There were 37 confirmed pairs or trios of brothers assigned to USS Arizona on December 7, 1941. Of these 77 men, 62 were killed, and 23 sets of brothers died. Only one full set of brothers, Kenneth and Russell Warriner,
survived the attack; Kenneth was away at flight school in San Diego on that day and Russell was badly wounded but recovered. Both members of the ship’s only father-and-son pair, Thomas Augusta Free age 50 and his son William Thomas Free age 17, were killed in action.
Edward Heidt, F1c and Wesley Heidt, MM2c served and died as brothers aboard the USS Arizona.
John Anderson was born in 1917 with twin brother, Delbert “Jake” Anderson. Both served on the USS Arizona
. John after the attack searched for his brother. He never found his brother, but would later learn that Jake almost certainly perished in the early moments of the attack. Jack was 24 and John died old age 98.
Thomas D. Murdock wasn’t at his post on the USS Arizona on the morning of Dec. 7, 1941 when waves of Japanese bombers decimated the fleet at Pearl Harbor in a surprise attack. His two brothers – Charles and Melvin – were.
- Of the 37 sets of brothers on the USS Arizona, 23 sets were lost.
- This amounted to a total of 79 individual brothers serving on the USS Arizona, of which 63 died as a result of the attack.
- There were three sets of three brothers: the Beckers, the Dohertys, and the Murdocks. One from each set survived.
- Of the 63 brothers who died, only four were recovered and identified: George Bromley, Donald and Joseph Lakin, and Gordon Shive. The remaining 59 brothers remain unaccounted.
In addition to the 37 sets of brothers, there was a father and son on the USS Arizona.They were killed in action. The father was Thomas Augusta Free, MM1c, and his son William Thomas Free, S2c. Both men were from the state of Texas, but son William is memorialized at the National Memorial Cemetery of the Pacific, Hawai’i, under the state of California.
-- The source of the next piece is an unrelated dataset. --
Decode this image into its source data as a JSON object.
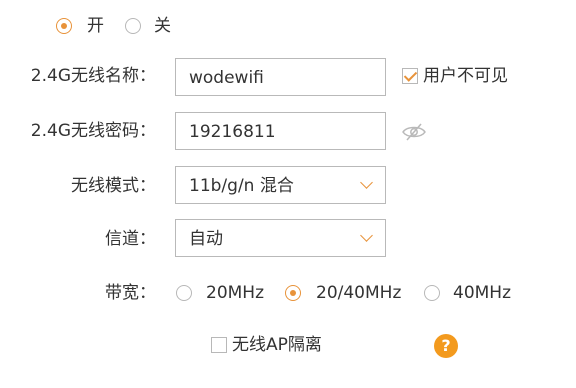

Though family members often served on the same ship before World War II, U.S. officials attempted to discourage the practice after Pearl Harbor. However, no official regulations were established, and by the end of the war hundreds of brothers had fought—and died¬—together. The five Sullivan brothers of Waterloo, Iowa, for instance, jointly enlisted after learning that a friend, Bill Ball , had died aboard USS Arizona; Their only condition upon enlistment was that they be assigned to the same ship. In November 1942, all five siblings were killed in action when their light cruiser, USS Juneau, was sunk during the Battle of Guadalcanal in the Solomon Islands.